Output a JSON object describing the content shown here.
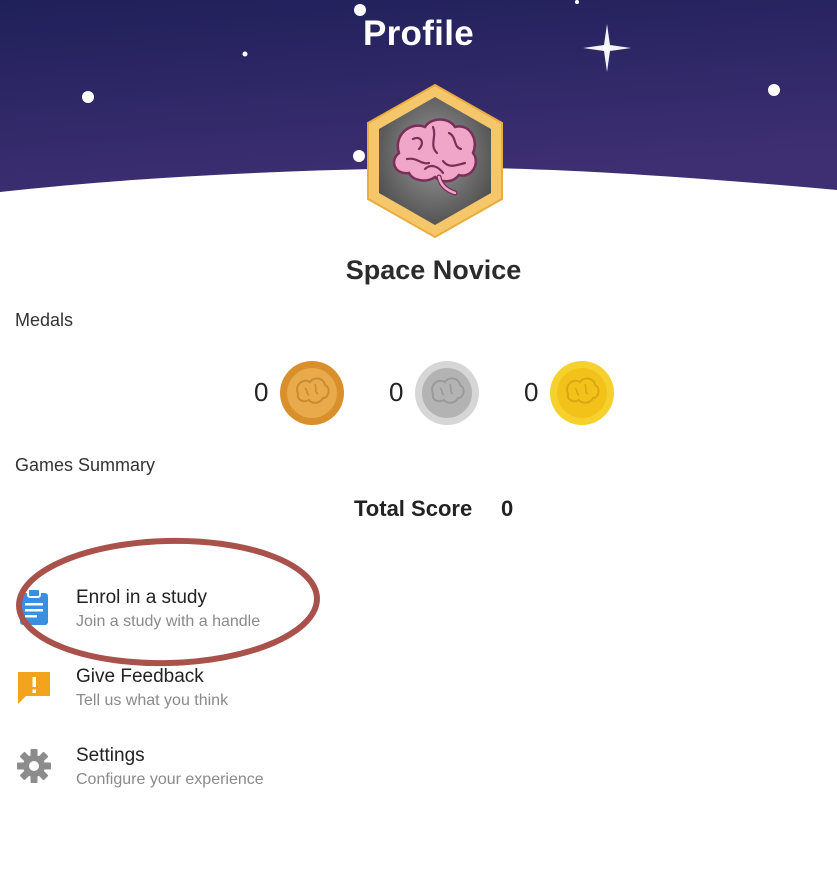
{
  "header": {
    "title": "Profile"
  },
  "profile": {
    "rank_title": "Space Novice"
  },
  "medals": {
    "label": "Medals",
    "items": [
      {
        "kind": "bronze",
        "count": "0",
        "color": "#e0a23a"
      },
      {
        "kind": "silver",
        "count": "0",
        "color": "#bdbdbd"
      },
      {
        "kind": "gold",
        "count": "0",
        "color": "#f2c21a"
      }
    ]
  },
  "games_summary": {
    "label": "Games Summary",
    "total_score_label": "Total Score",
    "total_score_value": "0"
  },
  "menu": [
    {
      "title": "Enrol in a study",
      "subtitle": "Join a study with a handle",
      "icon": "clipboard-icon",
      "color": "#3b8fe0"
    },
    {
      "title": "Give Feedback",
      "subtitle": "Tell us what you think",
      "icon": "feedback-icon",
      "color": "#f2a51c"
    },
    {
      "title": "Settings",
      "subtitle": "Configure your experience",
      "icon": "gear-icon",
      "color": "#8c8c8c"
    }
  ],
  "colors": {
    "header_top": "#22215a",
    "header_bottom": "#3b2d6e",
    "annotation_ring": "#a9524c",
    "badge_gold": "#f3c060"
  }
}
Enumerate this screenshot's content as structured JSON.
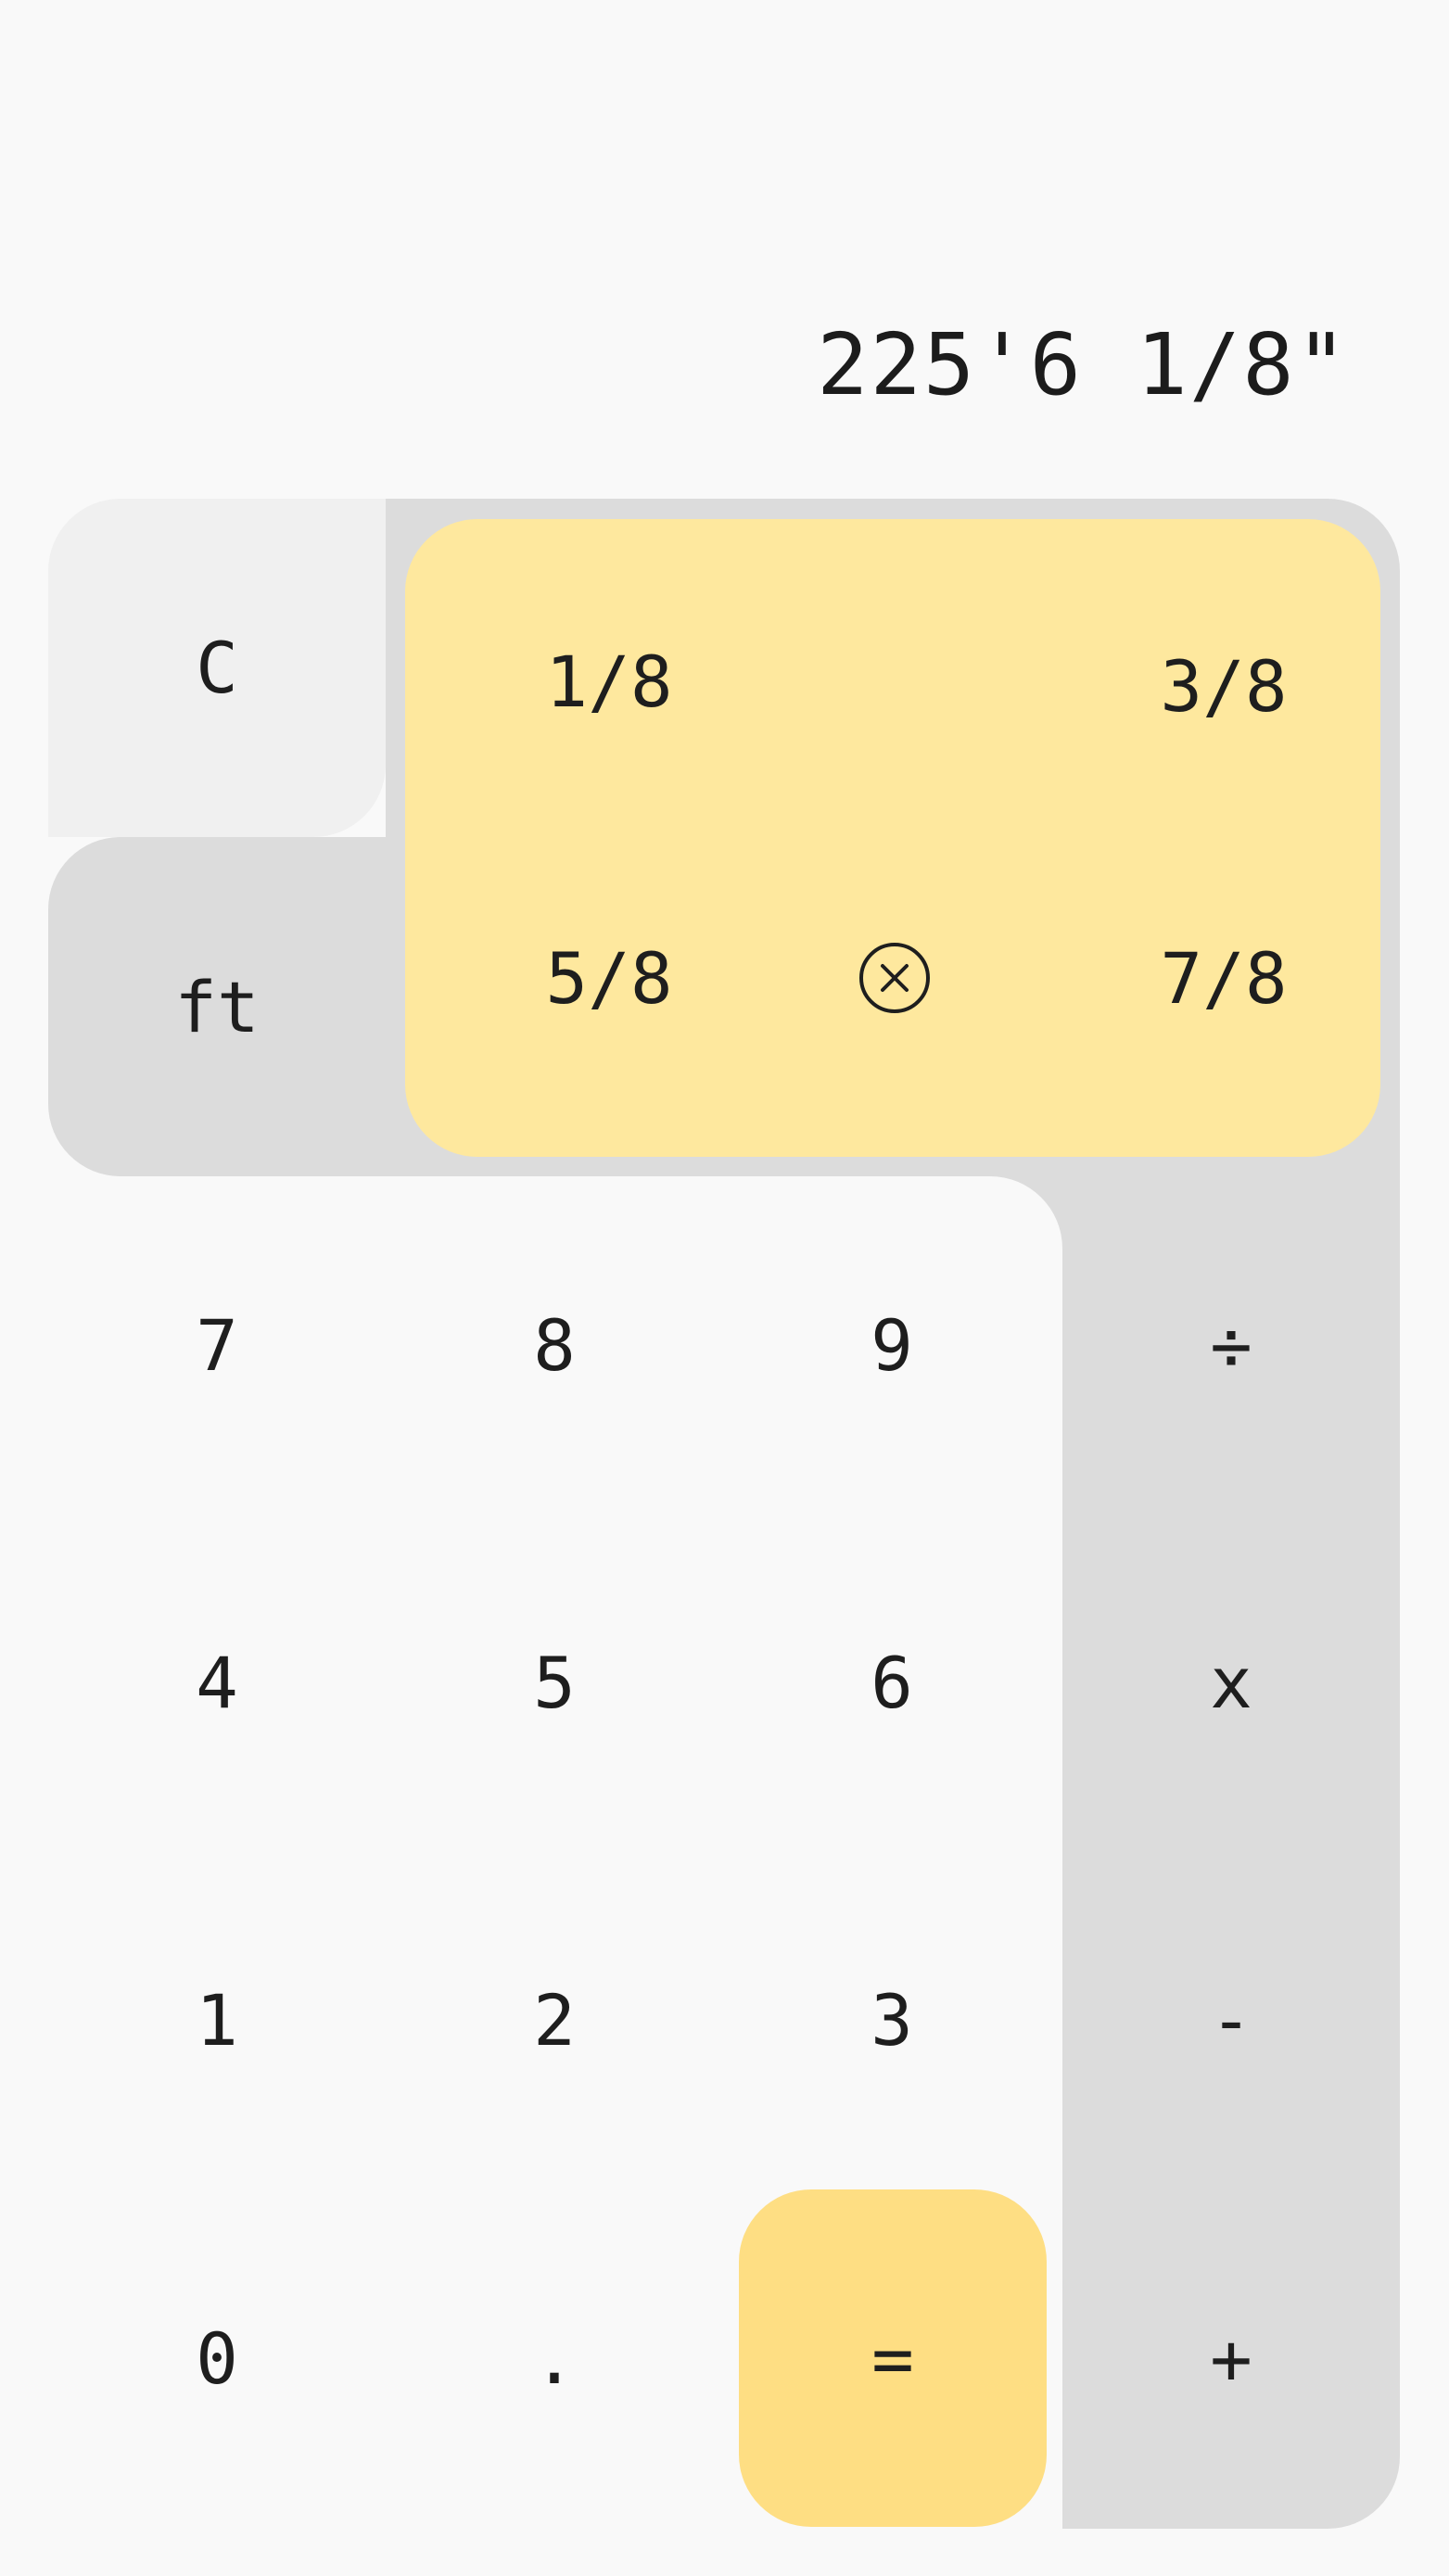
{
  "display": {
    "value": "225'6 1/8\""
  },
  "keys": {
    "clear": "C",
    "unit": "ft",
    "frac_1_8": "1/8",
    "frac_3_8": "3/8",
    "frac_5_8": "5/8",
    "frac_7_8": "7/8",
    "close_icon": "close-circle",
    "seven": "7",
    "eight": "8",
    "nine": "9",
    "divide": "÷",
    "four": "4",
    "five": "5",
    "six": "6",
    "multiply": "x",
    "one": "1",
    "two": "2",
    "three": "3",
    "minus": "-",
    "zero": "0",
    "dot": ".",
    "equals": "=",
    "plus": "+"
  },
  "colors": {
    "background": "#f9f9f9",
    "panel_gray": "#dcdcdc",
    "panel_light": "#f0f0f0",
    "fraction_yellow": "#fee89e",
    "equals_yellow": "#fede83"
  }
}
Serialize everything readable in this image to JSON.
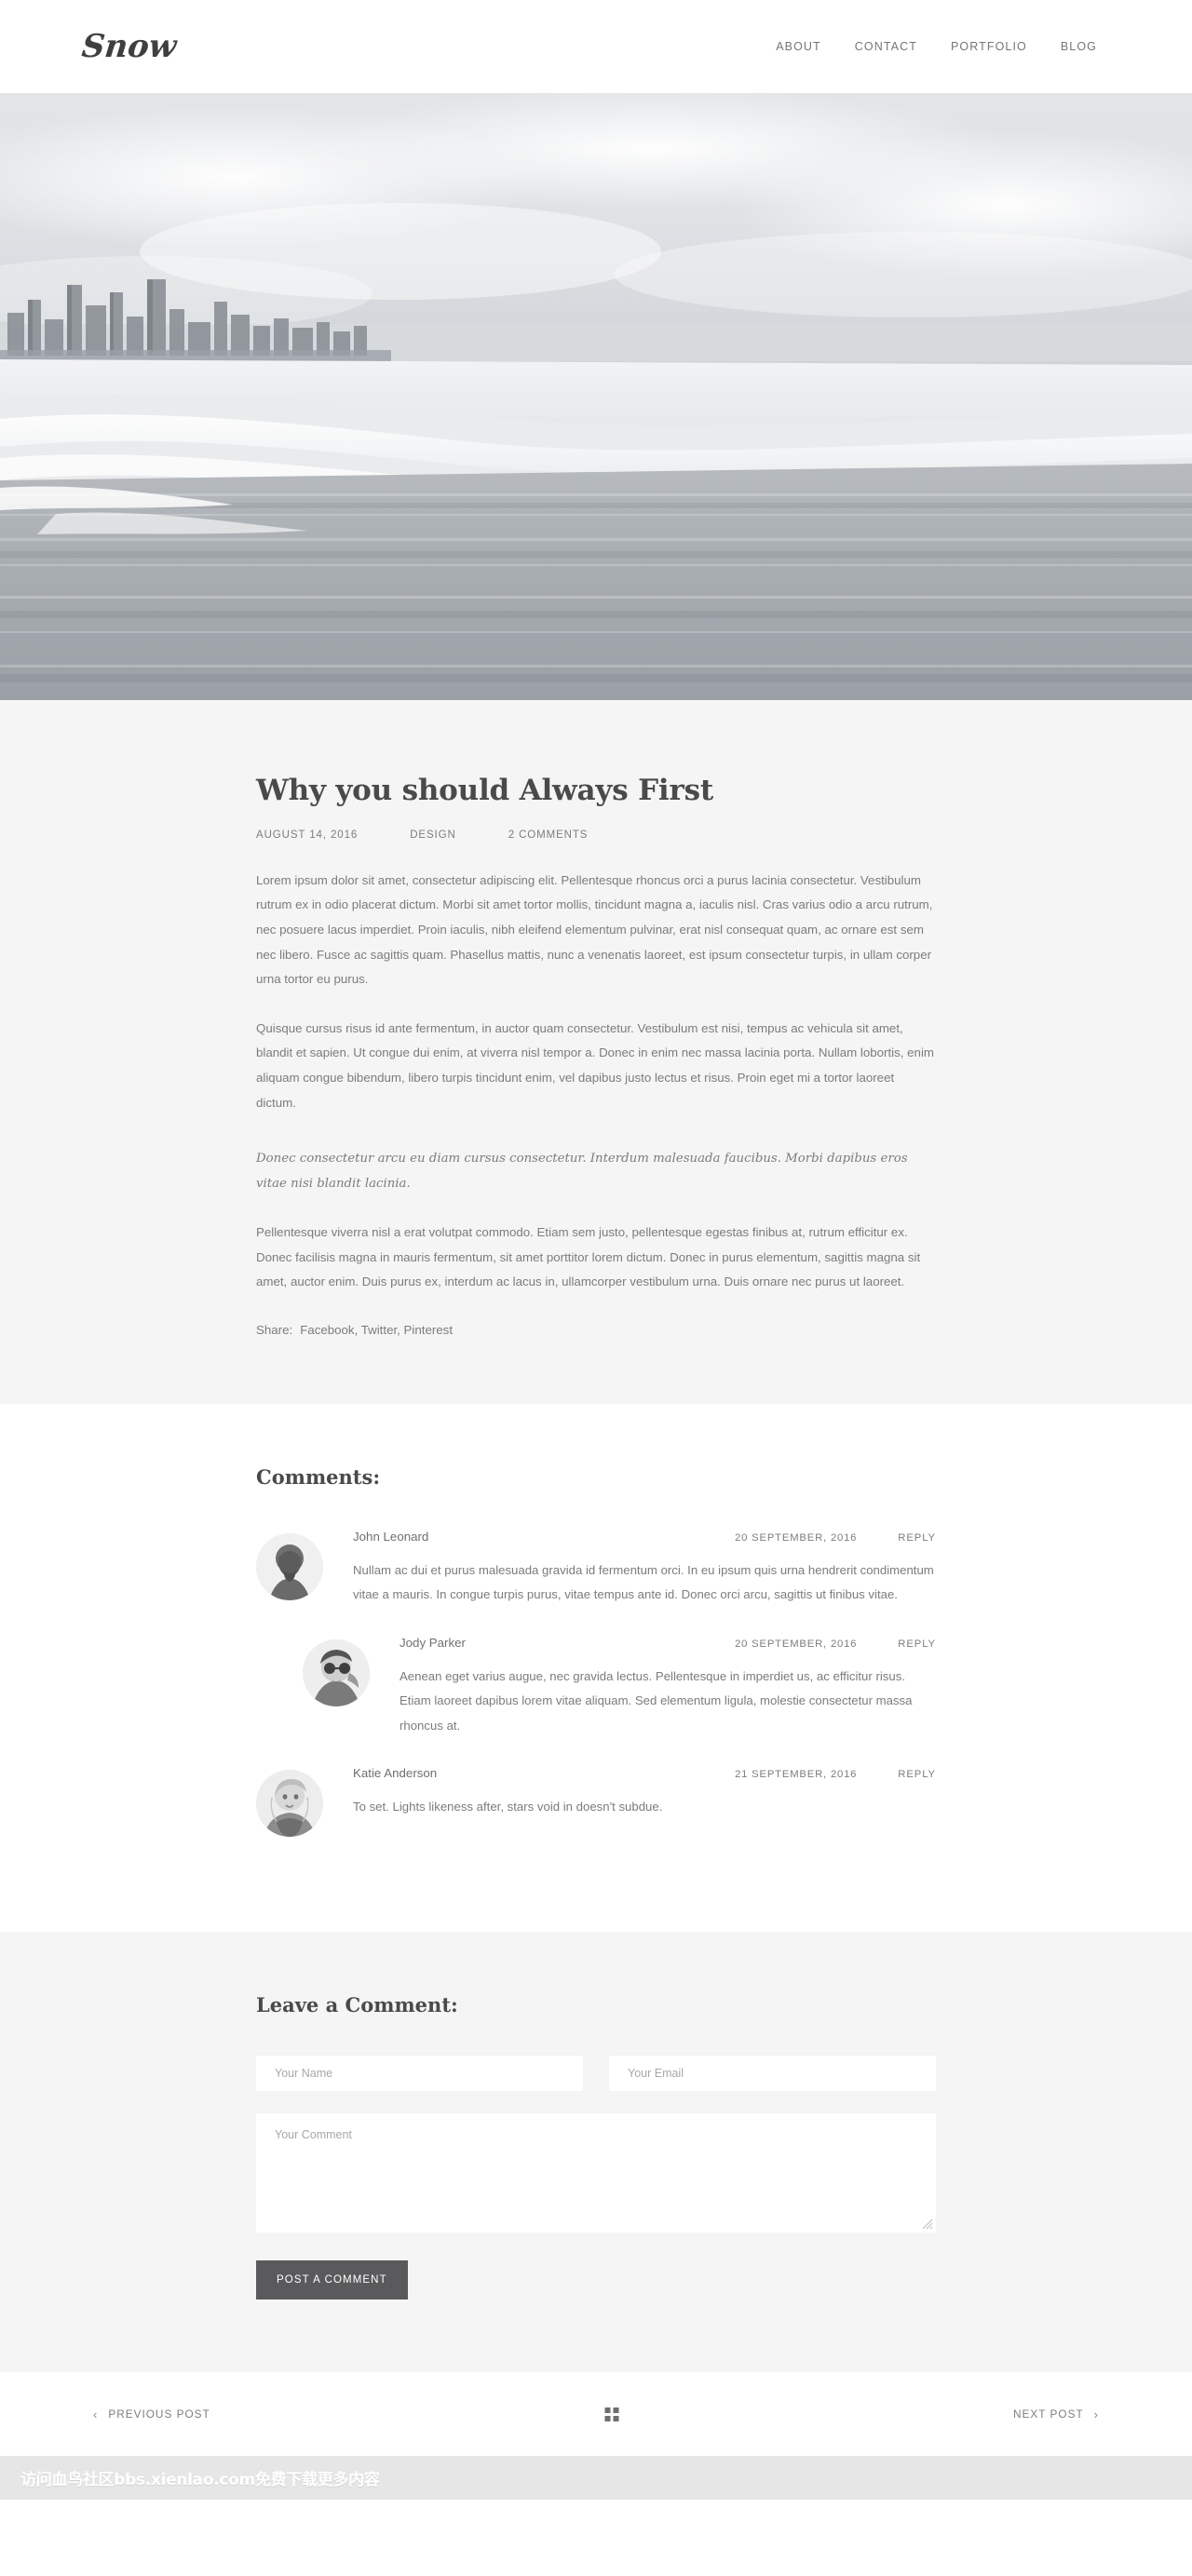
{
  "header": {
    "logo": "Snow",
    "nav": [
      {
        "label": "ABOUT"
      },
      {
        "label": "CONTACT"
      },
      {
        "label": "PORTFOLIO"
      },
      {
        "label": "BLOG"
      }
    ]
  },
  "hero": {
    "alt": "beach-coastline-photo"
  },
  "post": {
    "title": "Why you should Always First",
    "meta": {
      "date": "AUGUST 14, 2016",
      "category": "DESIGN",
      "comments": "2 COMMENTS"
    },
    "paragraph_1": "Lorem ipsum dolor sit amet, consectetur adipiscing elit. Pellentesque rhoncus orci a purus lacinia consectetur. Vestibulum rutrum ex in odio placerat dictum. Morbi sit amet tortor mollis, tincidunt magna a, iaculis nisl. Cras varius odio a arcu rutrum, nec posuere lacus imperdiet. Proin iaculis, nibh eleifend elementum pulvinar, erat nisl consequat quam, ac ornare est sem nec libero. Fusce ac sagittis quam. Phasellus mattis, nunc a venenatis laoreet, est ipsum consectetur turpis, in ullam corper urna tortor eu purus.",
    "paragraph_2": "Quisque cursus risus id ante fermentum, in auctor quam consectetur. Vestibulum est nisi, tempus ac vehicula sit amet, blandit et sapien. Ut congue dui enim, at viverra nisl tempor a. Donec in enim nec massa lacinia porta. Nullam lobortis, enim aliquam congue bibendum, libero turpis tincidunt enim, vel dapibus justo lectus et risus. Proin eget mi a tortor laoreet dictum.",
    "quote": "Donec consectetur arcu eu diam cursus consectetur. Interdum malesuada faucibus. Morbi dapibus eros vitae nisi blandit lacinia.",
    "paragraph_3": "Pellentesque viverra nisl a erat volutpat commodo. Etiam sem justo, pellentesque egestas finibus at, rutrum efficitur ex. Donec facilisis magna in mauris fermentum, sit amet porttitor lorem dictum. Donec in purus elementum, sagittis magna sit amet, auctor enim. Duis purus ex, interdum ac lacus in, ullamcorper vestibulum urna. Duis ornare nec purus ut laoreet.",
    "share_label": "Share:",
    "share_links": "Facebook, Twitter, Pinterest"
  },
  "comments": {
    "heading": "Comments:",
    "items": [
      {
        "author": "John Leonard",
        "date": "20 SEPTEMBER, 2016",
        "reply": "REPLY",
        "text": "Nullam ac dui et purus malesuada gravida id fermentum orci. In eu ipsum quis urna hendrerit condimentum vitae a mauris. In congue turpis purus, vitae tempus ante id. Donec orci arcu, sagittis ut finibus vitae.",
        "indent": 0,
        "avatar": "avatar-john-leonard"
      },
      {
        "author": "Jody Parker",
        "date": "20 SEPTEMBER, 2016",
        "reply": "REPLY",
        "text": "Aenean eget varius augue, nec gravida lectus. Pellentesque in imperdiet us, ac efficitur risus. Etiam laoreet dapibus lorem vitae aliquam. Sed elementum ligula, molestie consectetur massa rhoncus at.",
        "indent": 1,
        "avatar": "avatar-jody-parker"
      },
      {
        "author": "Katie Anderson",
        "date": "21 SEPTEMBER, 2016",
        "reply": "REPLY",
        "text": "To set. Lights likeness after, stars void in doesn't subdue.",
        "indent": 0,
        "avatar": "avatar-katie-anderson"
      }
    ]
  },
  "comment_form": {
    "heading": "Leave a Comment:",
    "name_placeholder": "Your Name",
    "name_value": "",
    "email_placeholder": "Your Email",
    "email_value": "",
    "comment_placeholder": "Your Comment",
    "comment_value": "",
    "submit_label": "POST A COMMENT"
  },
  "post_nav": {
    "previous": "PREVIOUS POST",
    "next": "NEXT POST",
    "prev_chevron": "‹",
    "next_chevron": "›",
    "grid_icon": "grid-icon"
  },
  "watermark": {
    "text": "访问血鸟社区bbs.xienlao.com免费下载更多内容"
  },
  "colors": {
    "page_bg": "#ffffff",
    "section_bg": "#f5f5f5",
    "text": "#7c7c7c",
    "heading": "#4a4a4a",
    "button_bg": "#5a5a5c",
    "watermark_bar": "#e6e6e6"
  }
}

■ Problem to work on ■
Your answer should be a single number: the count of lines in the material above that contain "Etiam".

■ Task result ■
2